Don’t Fight The Central Banks
European QE is ongoing, and we believe it will have the same effect in Europe that it did in the U.S. — boosting stock prices. We think that dividend-paying exporters will do particularly well. Europe is not the only place where easing is still ongoing. The Bank of Japan is still engaged in the most vigorous QE seen anywhere in the years since the great recession, and the government is pushing state and private pension funds to buy more Japanese and foreign stocks. China has given the world the “gift of easing” in spades; having apparently decided that the most flagrant corruption has been shaken out of the system, it has loosened down-payment requirements for home buyers. The long-term trend in China is towards a consumer-led economy — and the government seems bent on creating a wealth effect by boosting the stock market and channeling savings into equities. That will strengthen consumer spending and consumer optimism. All around the world, the truth is still what it has been during all the years of the current bull market: don’t fight the central banks.
Despite ample liquidity from ongoing QE around the world, supply gluts in energy markets, a series of bumper crops in agriculture, and improved manufacturing efficiencies are conspiring with sluggish global demand to keep a lid on prices. Deflation, not inflation, is still the main fear of central bankers from Brussels to Beijing. But with rate rises on the table in the U.S., there is a tug-of-war between inflationary and deflationary macro forces. Expect choppy markets until investors get more clarity on the inflation picture and how fast interest rates will rise… or whether deflation and zero to negative interest rates will dominate.

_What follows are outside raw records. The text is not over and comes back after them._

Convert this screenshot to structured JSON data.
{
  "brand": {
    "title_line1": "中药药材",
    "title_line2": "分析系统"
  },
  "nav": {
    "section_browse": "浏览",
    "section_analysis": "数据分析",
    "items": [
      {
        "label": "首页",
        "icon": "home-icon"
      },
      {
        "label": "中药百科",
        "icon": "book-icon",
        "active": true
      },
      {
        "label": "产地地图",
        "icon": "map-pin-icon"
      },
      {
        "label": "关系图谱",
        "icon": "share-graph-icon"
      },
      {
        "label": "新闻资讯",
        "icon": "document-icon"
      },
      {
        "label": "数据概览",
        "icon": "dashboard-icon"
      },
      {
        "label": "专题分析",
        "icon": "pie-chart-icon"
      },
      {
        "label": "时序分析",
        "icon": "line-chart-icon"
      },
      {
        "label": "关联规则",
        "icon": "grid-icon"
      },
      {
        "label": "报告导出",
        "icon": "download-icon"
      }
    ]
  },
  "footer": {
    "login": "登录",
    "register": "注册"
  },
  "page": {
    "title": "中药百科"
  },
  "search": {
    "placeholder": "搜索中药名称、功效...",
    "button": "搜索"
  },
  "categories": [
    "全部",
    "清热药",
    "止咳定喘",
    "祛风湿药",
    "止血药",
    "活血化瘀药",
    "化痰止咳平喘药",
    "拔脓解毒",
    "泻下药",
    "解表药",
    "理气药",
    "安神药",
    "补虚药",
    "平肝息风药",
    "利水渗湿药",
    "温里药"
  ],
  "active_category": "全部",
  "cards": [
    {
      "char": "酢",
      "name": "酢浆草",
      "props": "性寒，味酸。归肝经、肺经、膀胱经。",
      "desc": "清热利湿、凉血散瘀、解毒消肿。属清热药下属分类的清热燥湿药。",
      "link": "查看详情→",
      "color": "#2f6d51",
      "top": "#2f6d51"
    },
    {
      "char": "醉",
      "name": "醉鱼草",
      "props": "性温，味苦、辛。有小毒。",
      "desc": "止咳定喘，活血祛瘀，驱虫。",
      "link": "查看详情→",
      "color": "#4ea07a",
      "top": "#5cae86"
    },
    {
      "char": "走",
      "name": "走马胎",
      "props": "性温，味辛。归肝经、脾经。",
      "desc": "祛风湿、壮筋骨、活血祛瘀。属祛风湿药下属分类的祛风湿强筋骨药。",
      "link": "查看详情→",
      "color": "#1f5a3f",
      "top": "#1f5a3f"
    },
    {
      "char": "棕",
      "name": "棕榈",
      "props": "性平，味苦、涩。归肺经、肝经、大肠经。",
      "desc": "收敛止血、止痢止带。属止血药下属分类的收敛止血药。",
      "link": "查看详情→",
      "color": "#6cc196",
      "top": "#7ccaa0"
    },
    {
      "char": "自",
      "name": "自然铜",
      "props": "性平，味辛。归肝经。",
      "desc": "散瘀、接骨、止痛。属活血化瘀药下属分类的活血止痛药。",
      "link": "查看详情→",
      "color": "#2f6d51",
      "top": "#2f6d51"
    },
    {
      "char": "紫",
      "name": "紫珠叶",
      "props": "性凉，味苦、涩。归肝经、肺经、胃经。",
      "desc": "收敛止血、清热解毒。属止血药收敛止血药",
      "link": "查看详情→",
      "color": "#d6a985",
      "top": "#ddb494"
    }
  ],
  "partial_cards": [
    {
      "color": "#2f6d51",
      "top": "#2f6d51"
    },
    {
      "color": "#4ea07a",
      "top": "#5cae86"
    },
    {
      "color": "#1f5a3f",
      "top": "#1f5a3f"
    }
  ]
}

We read carefully the comments by Fed vice-chairman Fischer — the eminent, wise, and experienced central banker. Mr. Fischer believes that U.S. rates will probably rise late in late 2015. Rates will rise at least partially due to the simple need to get U.S. Fed funds rates above the zero range. Once rates have risen, the Fed has another tool to use for future interventions — that is, lowering rates. We do not anticipate strong rises in U.S. rates. We expect gradual and modest increases beginning late in 2015 or early in 2016. We anticipate that we will see two or three rises of 1/4 percent each, until inflation finds itself above 2 percent for at least a few sequential calendar quarters. Then rates will rise more rapidly.